In 2016, I had the amazing opportunity to design the art package for the Jetsons pinball machine (produced by Spooky Pinball for the Pinball Company). I got to know Charlie Emery at Spooky Pinball and he helped me realize how hard it is to make a pinball machine! Pins have art on every inch of them, and it is a really interesting cross-section of illustration, storytelling, and graphic design.
Below are all of the process files that I saved from the making of the Jetsons pinball art package. This first batch of files are the different sketches that I did for the translite and the playfield. I was really committed to doing this whole art package by hand. In retrospect, I would have done it on the computer so that I could have easily isolated and edited elements as needed, but, also, so that I didn't have to draw it SO BIG! The last image in this first gallery is a picture of me projecting the sketch of the side cabinet onto AT SIZE paper.
This next batch of images comes from the assets that I made for the DMD animations. We didn't have access to the raw animation assets to make all of the necessary pinball animations (ball lock, end of ball bonus, ball save, etc), so we needed to make it all by hand. I provided storyboards for different ideas of some of the animations (not all of them made it into the game). Those are followed by some images of the original art I made for animations assets, and then a couple examples of what that art looked like colored in. You'll notice that some of the figures have detached limbs. This is so that the animator (the wildly talented David Van Es) could animate the figures like paper dolls.
I took a minor in storyboarding in college, and getting to work on the animations was a great way to exercise those muscles. Remaking animations that we could have probably pulled from the show was frustrating at times, but it really gave me a holistic view of the vast amount of work that goes into making a pinball machine...well...work! This last file is an audio file that I made of test callouts for the game. Obviously, there was no way that we were going to get a licensed character voice to do callouts, so I suggested that we use George's computer, RUDI, as the narrator of the game.
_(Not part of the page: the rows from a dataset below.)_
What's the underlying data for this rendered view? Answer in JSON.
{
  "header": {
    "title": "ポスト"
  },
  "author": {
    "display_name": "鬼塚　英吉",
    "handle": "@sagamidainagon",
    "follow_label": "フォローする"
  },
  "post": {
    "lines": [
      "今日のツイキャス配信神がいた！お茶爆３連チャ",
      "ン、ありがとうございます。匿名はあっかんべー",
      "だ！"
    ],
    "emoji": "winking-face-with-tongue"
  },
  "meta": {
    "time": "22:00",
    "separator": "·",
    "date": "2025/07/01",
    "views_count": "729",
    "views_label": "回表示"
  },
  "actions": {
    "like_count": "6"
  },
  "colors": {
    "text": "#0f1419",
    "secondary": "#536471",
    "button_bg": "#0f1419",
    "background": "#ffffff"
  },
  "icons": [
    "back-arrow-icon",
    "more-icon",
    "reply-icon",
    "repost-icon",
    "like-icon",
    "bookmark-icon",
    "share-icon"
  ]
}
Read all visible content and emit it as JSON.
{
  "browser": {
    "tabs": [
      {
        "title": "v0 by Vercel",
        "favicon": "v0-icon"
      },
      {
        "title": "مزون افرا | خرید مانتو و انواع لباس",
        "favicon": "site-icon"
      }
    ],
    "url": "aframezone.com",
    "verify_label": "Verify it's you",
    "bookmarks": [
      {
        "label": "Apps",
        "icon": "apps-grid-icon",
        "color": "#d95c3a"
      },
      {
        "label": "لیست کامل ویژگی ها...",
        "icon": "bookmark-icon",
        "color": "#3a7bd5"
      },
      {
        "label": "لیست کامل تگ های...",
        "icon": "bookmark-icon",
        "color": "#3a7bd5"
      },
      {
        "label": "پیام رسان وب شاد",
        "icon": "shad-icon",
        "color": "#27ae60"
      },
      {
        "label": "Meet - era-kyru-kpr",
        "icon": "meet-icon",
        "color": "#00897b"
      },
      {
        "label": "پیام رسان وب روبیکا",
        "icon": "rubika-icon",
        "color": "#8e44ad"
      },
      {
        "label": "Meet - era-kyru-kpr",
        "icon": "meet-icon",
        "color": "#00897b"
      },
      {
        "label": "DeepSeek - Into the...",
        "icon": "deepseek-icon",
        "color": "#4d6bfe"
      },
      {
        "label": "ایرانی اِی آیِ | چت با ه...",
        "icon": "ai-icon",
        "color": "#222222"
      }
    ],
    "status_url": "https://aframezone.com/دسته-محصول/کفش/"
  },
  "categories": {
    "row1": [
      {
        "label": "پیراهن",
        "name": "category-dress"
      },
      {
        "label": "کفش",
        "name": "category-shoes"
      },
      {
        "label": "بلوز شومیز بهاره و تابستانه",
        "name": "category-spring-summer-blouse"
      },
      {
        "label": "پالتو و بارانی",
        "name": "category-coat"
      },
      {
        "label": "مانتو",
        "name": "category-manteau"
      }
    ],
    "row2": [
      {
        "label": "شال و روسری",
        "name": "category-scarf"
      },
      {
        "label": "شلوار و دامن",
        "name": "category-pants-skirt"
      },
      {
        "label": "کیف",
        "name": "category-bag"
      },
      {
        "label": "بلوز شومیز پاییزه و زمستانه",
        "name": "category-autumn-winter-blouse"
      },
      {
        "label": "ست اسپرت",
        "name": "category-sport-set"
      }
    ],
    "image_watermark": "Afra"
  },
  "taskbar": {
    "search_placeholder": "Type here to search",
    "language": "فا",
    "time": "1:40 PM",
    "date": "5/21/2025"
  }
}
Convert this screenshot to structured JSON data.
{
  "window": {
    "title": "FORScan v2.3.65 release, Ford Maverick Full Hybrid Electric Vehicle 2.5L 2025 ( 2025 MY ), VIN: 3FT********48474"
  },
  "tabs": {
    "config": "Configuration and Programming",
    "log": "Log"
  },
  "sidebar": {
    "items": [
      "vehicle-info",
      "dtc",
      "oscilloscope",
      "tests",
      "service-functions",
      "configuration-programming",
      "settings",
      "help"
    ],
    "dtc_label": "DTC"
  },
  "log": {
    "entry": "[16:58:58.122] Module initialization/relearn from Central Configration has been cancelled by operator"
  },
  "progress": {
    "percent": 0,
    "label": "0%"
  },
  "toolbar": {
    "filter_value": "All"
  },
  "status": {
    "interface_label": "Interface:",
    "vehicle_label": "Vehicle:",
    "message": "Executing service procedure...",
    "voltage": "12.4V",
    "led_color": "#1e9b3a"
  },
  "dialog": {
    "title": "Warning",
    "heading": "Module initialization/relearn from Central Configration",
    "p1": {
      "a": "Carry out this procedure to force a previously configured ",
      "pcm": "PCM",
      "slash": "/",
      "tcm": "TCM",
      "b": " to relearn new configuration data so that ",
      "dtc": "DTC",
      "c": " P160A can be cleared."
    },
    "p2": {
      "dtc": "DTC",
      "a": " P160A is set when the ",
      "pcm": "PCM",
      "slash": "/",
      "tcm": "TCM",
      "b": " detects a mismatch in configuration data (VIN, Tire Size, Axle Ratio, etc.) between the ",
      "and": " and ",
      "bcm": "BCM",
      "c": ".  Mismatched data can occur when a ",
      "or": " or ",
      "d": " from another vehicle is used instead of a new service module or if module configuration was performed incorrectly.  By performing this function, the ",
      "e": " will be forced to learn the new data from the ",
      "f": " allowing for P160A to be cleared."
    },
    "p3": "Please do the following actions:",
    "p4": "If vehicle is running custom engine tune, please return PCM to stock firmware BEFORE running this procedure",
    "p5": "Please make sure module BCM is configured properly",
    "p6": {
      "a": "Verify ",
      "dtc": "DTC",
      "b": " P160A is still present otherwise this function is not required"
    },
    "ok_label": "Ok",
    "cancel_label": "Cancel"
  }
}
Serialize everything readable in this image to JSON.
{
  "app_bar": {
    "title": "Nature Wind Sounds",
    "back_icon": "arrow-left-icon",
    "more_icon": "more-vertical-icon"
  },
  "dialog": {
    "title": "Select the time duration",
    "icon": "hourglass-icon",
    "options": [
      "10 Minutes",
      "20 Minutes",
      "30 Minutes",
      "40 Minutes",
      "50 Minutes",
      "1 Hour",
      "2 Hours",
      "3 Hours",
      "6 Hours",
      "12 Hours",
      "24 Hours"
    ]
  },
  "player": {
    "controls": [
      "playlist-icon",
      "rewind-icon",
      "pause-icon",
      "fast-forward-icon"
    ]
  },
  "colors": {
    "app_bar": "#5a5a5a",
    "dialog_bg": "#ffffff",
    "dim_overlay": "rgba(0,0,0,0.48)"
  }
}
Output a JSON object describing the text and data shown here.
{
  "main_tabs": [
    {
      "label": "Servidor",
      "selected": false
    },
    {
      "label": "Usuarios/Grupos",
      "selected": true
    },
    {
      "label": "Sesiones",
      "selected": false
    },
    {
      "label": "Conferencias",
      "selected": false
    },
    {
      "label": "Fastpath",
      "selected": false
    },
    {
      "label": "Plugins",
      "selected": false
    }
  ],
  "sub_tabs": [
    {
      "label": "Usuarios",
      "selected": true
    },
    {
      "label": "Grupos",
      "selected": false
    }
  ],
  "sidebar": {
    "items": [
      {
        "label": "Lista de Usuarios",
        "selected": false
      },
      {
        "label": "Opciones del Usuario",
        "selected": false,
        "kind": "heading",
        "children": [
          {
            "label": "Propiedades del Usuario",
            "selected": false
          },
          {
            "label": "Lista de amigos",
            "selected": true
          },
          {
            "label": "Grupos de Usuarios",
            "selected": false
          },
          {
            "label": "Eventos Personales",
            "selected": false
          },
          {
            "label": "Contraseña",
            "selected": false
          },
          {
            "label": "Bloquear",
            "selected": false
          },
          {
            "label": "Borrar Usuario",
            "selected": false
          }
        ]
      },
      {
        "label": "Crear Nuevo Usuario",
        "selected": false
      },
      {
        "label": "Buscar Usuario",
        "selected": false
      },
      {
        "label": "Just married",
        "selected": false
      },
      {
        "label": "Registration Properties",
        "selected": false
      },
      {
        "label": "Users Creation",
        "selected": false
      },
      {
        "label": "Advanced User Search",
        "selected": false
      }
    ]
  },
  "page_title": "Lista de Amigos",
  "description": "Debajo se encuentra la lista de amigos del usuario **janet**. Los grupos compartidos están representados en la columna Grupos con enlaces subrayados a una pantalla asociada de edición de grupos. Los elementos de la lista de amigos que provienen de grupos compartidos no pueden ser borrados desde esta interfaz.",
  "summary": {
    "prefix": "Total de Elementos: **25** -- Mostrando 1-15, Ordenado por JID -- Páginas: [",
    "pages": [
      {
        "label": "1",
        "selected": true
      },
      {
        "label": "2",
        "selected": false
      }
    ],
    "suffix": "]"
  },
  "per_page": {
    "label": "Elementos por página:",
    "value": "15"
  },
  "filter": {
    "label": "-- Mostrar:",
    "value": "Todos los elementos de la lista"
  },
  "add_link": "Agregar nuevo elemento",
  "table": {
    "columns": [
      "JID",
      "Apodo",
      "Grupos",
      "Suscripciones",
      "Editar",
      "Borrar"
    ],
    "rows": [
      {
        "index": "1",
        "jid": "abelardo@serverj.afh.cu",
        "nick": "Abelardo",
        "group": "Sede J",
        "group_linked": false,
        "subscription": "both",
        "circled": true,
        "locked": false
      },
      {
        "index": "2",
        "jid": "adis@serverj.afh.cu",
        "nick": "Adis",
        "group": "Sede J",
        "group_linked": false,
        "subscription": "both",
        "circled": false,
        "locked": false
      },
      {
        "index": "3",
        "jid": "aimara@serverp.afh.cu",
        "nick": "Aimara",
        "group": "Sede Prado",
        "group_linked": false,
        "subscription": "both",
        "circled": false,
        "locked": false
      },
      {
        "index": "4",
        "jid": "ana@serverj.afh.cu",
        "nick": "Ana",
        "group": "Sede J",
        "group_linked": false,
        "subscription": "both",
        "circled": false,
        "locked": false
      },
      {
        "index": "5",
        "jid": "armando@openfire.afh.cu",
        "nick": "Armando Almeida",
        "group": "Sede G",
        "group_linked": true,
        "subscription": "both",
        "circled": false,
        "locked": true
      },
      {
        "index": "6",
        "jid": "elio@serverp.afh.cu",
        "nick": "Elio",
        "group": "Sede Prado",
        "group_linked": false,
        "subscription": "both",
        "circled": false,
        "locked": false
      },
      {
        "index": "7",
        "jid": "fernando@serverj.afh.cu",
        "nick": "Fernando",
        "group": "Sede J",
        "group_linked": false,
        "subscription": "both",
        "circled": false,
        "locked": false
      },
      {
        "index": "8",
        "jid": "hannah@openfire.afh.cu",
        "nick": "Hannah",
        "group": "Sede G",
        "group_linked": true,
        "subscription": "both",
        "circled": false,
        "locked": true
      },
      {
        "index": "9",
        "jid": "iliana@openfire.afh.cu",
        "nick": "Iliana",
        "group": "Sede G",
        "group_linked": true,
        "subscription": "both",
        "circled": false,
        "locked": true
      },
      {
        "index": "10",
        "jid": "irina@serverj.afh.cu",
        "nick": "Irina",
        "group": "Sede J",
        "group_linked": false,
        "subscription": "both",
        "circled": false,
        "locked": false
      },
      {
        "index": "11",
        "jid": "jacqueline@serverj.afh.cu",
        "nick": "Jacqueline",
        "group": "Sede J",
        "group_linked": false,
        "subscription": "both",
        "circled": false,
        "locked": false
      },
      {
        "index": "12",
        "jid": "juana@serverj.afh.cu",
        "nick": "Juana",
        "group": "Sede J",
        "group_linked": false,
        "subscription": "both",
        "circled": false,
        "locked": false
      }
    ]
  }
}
Rudi has a fun voice that I thought I could emulate well, so I just recorded some lines to see if there was interest. There was not, but I saved the file for posterity. Do no judge me harshly :)